■ **PROVIDED MATERIAL**:
· · ·
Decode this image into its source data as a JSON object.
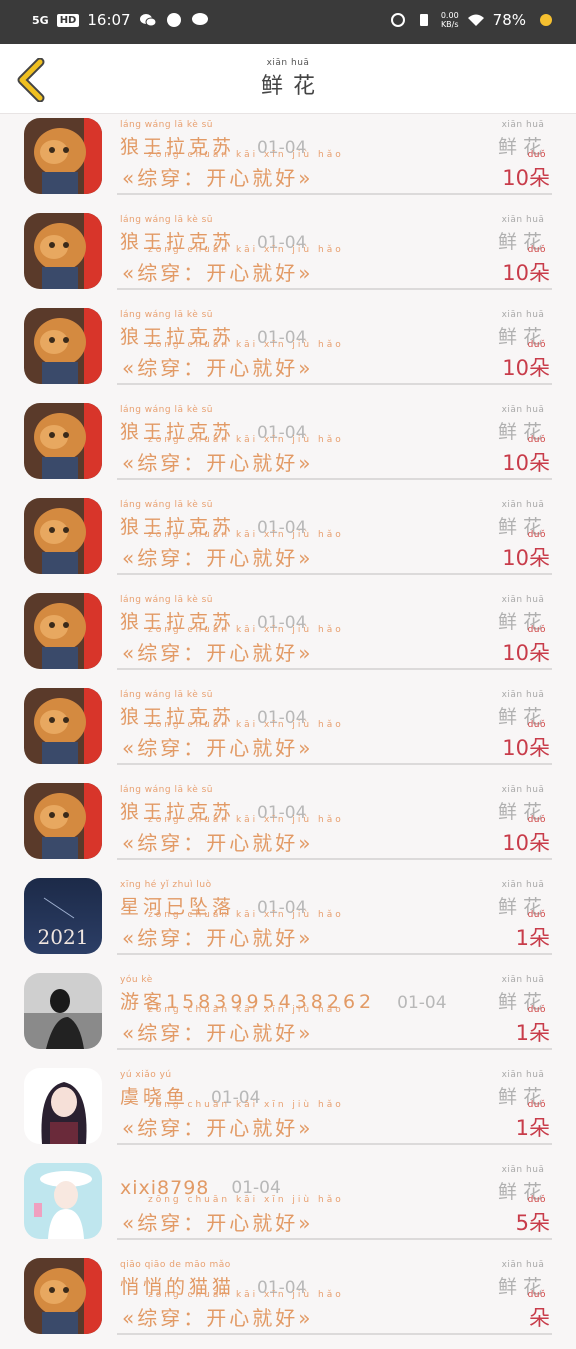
{
  "status_bar": {
    "network": "5G",
    "signal": "4G",
    "hd": "HD",
    "time": "16:07",
    "net_speed_value": "0.00",
    "net_speed_unit": "KB/s",
    "battery": "78%"
  },
  "header": {
    "title_pinyin": "xiān  huā",
    "title": "鲜花"
  },
  "flower_label": {
    "pinyin": "xiān  huā",
    "text": "鲜花"
  },
  "unit_label": {
    "pinyin": "duǒ",
    "text": "朵"
  },
  "message": {
    "pinyin": "zōng chuān   kāi  xīn  jiù  hǎo",
    "text": "«综穿：开心就好»"
  },
  "rows": [
    {
      "avatar": "cat",
      "name_pinyin": "láng wáng  lā   kè   sū",
      "name": "狼王拉克苏",
      "date": "01-04",
      "count": "10"
    },
    {
      "avatar": "cat",
      "name_pinyin": "láng wáng  lā   kè   sū",
      "name": "狼王拉克苏",
      "date": "01-04",
      "count": "10"
    },
    {
      "avatar": "cat",
      "name_pinyin": "láng wáng  lā   kè   sū",
      "name": "狼王拉克苏",
      "date": "01-04",
      "count": "10"
    },
    {
      "avatar": "cat",
      "name_pinyin": "láng wáng  lā   kè   sū",
      "name": "狼王拉克苏",
      "date": "01-04",
      "count": "10"
    },
    {
      "avatar": "cat",
      "name_pinyin": "láng wáng  lā   kè   sū",
      "name": "狼王拉克苏",
      "date": "01-04",
      "count": "10"
    },
    {
      "avatar": "cat",
      "name_pinyin": "láng wáng  lā   kè   sū",
      "name": "狼王拉克苏",
      "date": "01-04",
      "count": "10"
    },
    {
      "avatar": "cat",
      "name_pinyin": "láng wáng  lā   kè   sū",
      "name": "狼王拉克苏",
      "date": "01-04",
      "count": "10"
    },
    {
      "avatar": "cat",
      "name_pinyin": "láng wáng  lā   kè   sū",
      "name": "狼王拉克苏",
      "date": "01-04",
      "count": "10"
    },
    {
      "avatar": "night",
      "name_pinyin": "xīng  hé   yǐ  zhuì luò",
      "name": "星河已坠落",
      "date": "01-04",
      "count": "1",
      "avatar_text": "2021"
    },
    {
      "avatar": "gray",
      "name_pinyin": "yóu  kè",
      "name": "游客1583995438262",
      "date": "01-04",
      "count": "1"
    },
    {
      "avatar": "girl",
      "name_pinyin": "yú  xiǎo  yú",
      "name": "虞晓鱼",
      "date": "01-04",
      "count": "1"
    },
    {
      "avatar": "girl2",
      "name_pinyin": "",
      "name": "xixi8798",
      "date": "01-04",
      "count": "5"
    },
    {
      "avatar": "cat2",
      "name_pinyin": "qiāo qiāo  de  māo  mǎo",
      "name": "悄悄的猫猫",
      "date": "01-04",
      "count": ""
    }
  ],
  "colors": {
    "accent": "#e29a65",
    "count": "#c83c4a",
    "back_arrow": "#f0c020"
  }
}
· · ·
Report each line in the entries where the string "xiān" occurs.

■ **TASK RESPONSE**:
    "title_pinyin": "xiān  huā",
    "pinyin": "xiān  huā",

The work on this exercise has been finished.